*TRY IT*. Each record must be repeated exactly as it stands.

[Excerpts from an interface dataset]
((

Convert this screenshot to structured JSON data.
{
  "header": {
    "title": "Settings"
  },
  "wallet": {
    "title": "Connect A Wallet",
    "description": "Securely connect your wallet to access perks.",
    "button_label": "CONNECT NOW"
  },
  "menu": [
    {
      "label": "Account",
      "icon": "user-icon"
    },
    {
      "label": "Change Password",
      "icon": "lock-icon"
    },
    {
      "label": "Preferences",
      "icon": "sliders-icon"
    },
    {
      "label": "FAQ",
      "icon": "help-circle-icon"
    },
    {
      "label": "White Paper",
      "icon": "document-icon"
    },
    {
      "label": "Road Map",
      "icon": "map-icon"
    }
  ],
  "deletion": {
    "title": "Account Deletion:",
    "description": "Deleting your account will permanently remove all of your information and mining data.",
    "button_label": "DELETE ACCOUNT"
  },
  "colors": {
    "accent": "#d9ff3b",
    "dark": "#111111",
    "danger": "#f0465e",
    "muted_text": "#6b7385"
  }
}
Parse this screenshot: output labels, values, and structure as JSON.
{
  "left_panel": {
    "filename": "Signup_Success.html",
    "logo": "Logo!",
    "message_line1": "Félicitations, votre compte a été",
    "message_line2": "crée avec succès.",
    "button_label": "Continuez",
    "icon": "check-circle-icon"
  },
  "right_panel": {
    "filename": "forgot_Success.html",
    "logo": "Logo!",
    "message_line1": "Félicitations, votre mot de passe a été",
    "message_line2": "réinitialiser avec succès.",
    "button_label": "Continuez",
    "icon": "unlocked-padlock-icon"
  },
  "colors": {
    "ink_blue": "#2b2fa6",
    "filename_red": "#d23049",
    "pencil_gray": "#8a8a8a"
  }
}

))

*EXERCISE SOLUTION*.
Convert this screenshot to structured JSON data.
{
  "header": {
    "title": "Settings"
  },
  "wallet": {
    "title": "Connect A Wallet",
    "description": "Securely connect your wallet to access perks.",
    "button_label": "CONNECT NOW"
  },
  "menu": [
    {
      "label": "Account",
      "icon": "user-icon"
    },
    {
      "label": "Change Password",
      "icon": "lock-icon"
    },
    {
      "label": "Preferences",
      "icon": "sliders-icon"
    },
    {
      "label": "FAQ",
      "icon": "help-circle-icon"
    },
    {
      "label": "White Paper",
      "icon": "document-icon"
    },
    {
      "label": "Road Map",
      "icon": "map-icon"
    }
  ],
  "deletion": {
    "title": "Account Deletion:",
    "description": "Deleting your account will permanently remove all of your information and mining data.",
    "button_label": "DELETE ACCOUNT"
  },
  "colors": {
    "accent": "#d9ff3b",
    "dark": "#111111",
    "danger": "#f0465e",
    "muted_text": "#6b7385"
  }
}
Parse this screenshot: output labels, values, and structure as JSON.
{
  "left_panel": {
    "filename": "Signup_Success.html",
    "logo": "Logo!",
    "message_line1": "Félicitations, votre compte a été",
    "message_line2": "crée avec succès.",
    "button_label": "Continuez",
    "icon": "check-circle-icon"
  },
  "right_panel": {
    "filename": "forgot_Success.html",
    "logo": "Logo!",
    "message_line1": "Félicitations, votre mot de passe a été",
    "message_line2": "réinitialiser avec succès.",
    "button_label": "Continuez",
    "icon": "unlocked-padlock-icon"
  },
  "colors": {
    "ink_blue": "#2b2fa6",
    "filename_red": "#d23049",
    "pencil_gray": "#8a8a8a"
  }
}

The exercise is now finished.